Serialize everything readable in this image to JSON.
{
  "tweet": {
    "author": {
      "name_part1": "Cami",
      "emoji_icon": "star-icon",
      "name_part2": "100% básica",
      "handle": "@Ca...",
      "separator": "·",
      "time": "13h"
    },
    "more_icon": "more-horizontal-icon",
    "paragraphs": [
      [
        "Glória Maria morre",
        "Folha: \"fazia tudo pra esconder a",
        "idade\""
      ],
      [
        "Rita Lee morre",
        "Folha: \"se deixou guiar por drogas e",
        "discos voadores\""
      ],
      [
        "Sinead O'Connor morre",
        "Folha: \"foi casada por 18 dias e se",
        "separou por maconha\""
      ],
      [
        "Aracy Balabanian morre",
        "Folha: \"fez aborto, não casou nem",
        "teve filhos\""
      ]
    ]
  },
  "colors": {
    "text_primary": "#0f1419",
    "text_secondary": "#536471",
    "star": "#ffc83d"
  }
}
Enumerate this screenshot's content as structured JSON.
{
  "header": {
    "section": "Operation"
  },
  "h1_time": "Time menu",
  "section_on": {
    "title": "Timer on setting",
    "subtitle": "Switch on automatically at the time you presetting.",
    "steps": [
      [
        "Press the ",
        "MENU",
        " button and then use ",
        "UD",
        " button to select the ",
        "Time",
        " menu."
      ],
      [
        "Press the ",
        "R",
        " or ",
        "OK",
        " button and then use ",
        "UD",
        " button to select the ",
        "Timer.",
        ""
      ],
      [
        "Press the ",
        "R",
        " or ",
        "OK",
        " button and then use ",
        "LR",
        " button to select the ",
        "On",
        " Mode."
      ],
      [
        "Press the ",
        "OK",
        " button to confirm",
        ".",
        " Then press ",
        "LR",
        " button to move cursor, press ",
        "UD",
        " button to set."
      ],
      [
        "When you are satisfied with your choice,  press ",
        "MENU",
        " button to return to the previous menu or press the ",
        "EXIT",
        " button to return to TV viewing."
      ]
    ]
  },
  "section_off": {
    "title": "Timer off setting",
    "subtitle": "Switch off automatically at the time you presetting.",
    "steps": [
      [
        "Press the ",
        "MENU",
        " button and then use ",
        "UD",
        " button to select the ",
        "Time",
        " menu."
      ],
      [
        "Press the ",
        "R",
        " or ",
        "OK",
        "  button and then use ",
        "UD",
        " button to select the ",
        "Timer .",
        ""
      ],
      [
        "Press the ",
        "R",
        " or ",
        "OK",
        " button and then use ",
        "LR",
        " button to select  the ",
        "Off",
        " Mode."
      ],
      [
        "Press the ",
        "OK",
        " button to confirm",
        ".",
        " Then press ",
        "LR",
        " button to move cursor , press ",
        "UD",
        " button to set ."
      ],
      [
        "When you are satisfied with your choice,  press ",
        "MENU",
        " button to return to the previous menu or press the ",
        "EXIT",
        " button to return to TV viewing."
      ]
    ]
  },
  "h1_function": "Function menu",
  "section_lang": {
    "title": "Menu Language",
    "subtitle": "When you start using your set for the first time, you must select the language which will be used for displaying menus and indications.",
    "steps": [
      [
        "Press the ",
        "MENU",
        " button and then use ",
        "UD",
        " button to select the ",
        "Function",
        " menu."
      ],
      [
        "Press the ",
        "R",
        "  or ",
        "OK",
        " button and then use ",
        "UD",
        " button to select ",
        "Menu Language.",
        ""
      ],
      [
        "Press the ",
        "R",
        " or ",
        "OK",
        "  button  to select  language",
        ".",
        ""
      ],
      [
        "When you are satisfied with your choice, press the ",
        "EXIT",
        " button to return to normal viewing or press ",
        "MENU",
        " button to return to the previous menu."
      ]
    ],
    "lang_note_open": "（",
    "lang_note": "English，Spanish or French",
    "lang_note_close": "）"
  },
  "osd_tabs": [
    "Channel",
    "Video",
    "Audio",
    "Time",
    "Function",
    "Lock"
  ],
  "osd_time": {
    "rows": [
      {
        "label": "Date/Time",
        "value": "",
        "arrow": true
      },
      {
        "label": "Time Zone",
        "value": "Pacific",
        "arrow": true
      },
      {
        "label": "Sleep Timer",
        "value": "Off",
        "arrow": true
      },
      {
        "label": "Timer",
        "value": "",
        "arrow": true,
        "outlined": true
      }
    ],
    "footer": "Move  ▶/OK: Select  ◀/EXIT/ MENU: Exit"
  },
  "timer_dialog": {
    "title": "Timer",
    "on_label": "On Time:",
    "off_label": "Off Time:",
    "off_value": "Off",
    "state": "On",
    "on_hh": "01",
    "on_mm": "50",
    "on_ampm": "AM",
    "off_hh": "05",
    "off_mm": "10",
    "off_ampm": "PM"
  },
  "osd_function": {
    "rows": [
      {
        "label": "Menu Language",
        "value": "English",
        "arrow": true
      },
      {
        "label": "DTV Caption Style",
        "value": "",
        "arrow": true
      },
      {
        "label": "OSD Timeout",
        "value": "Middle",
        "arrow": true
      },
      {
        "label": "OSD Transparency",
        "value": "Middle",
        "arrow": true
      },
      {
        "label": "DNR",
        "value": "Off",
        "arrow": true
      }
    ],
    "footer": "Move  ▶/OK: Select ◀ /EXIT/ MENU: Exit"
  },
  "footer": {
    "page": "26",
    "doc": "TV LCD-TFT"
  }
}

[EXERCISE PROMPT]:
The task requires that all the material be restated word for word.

[SOLUTION TO THIS PROBLEM]:
Serialize everything readable in this image to JSON.
{
  "tweet": {
    "author": {
      "name_part1": "Cami",
      "emoji_icon": "star-icon",
      "name_part2": "100% básica",
      "handle": "@Ca...",
      "separator": "·",
      "time": "13h"
    },
    "more_icon": "more-horizontal-icon",
    "paragraphs": [
      [
        "Glória Maria morre",
        "Folha: \"fazia tudo pra esconder a",
        "idade\""
      ],
      [
        "Rita Lee morre",
        "Folha: \"se deixou guiar por drogas e",
        "discos voadores\""
      ],
      [
        "Sinead O'Connor morre",
        "Folha: \"foi casada por 18 dias e se",
        "separou por maconha\""
      ],
      [
        "Aracy Balabanian morre",
        "Folha: \"fez aborto, não casou nem",
        "teve filhos\""
      ]
    ]
  },
  "colors": {
    "text_primary": "#0f1419",
    "text_secondary": "#536471",
    "star": "#ffc83d"
  }
}
Enumerate this screenshot's content as structured JSON.
{
  "header": {
    "section": "Operation"
  },
  "h1_time": "Time menu",
  "section_on": {
    "title": "Timer on setting",
    "subtitle": "Switch on automatically at the time you presetting.",
    "steps": [
      [
        "Press the ",
        "MENU",
        " button and then use ",
        "UD",
        " button to select the ",
        "Time",
        " menu."
      ],
      [
        "Press the ",
        "R",
        " or ",
        "OK",
        " button and then use ",
        "UD",
        " button to select the ",
        "Timer.",
        ""
      ],
      [
        "Press the ",
        "R",
        " or ",
        "OK",
        " button and then use ",
        "LR",
        " button to select the ",
        "On",
        " Mode."
      ],
      [
        "Press the ",
        "OK",
        " button to confirm",
        ".",
        " Then press ",
        "LR",
        " button to move cursor, press ",
        "UD",
        " button to set."
      ],
      [
        "When you are satisfied with your choice,  press ",
        "MENU",
        " button to return to the previous menu or press the ",
        "EXIT",
        " button to return to TV viewing."
      ]
    ]
  },
  "section_off": {
    "title": "Timer off setting",
    "subtitle": "Switch off automatically at the time you presetting.",
    "steps": [
      [
        "Press the ",
        "MENU",
        " button and then use ",
        "UD",
        " button to select the ",
        "Time",
        " menu."
      ],
      [
        "Press the ",
        "R",
        " or ",
        "OK",
        "  button and then use ",
        "UD",
        " button to select the ",
        "Timer .",
        ""
      ],
      [
        "Press the ",
        "R",
        " or ",
        "OK",
        " button and then use ",
        "LR",
        " button to select  the ",
        "Off",
        " Mode."
      ],
      [
        "Press the ",
        "OK",
        " button to confirm",
        ".",
        " Then press ",
        "LR",
        " button to move cursor , press ",
        "UD",
        " button to set ."
      ],
      [
        "When you are satisfied with your choice,  press ",
        "MENU",
        " button to return to the previous menu or press the ",
        "EXIT",
        " button to return to TV viewing."
      ]
    ]
  },
  "h1_function": "Function menu",
  "section_lang": {
    "title": "Menu Language",
    "subtitle": "When you start using your set for the first time, you must select the language which will be used for displaying menus and indications.",
    "steps": [
      [
        "Press the ",
        "MENU",
        " button and then use ",
        "UD",
        " button to select the ",
        "Function",
        " menu."
      ],
      [
        "Press the ",
        "R",
        "  or ",
        "OK",
        " button and then use ",
        "UD",
        " button to select ",
        "Menu Language.",
        ""
      ],
      [
        "Press the ",
        "R",
        " or ",
        "OK",
        "  button  to select  language",
        ".",
        ""
      ],
      [
        "When you are satisfied with your choice, press the ",
        "EXIT",
        " button to return to normal viewing or press ",
        "MENU",
        " button to return to the previous menu."
      ]
    ],
    "lang_note_open": "（",
    "lang_note": "English，Spanish or French",
    "lang_note_close": "）"
  },
  "osd_tabs": [
    "Channel",
    "Video",
    "Audio",
    "Time",
    "Function",
    "Lock"
  ],
  "osd_time": {
    "rows": [
      {
        "label": "Date/Time",
        "value": "",
        "arrow": true
      },
      {
        "label": "Time Zone",
        "value": "Pacific",
        "arrow": true
      },
      {
        "label": "Sleep Timer",
        "value": "Off",
        "arrow": true
      },
      {
        "label": "Timer",
        "value": "",
        "arrow": true,
        "outlined": true
      }
    ],
    "footer": "Move  ▶/OK: Select  ◀/EXIT/ MENU: Exit"
  },
  "timer_dialog": {
    "title": "Timer",
    "on_label": "On Time:",
    "off_label": "Off Time:",
    "off_value": "Off",
    "state": "On",
    "on_hh": "01",
    "on_mm": "50",
    "on_ampm": "AM",
    "off_hh": "05",
    "off_mm": "10",
    "off_ampm": "PM"
  },
  "osd_function": {
    "rows": [
      {
        "label": "Menu Language",
        "value": "English",
        "arrow": true
      },
      {
        "label": "DTV Caption Style",
        "value": "",
        "arrow": true
      },
      {
        "label": "OSD Timeout",
        "value": "Middle",
        "arrow": true
      },
      {
        "label": "OSD Transparency",
        "value": "Middle",
        "arrow": true
      },
      {
        "label": "DNR",
        "value": "Off",
        "arrow": true
      }
    ],
    "footer": "Move  ▶/OK: Select ◀ /EXIT/ MENU: Exit"
  },
  "footer": {
    "page": "26",
    "doc": "TV LCD-TFT"
  }
}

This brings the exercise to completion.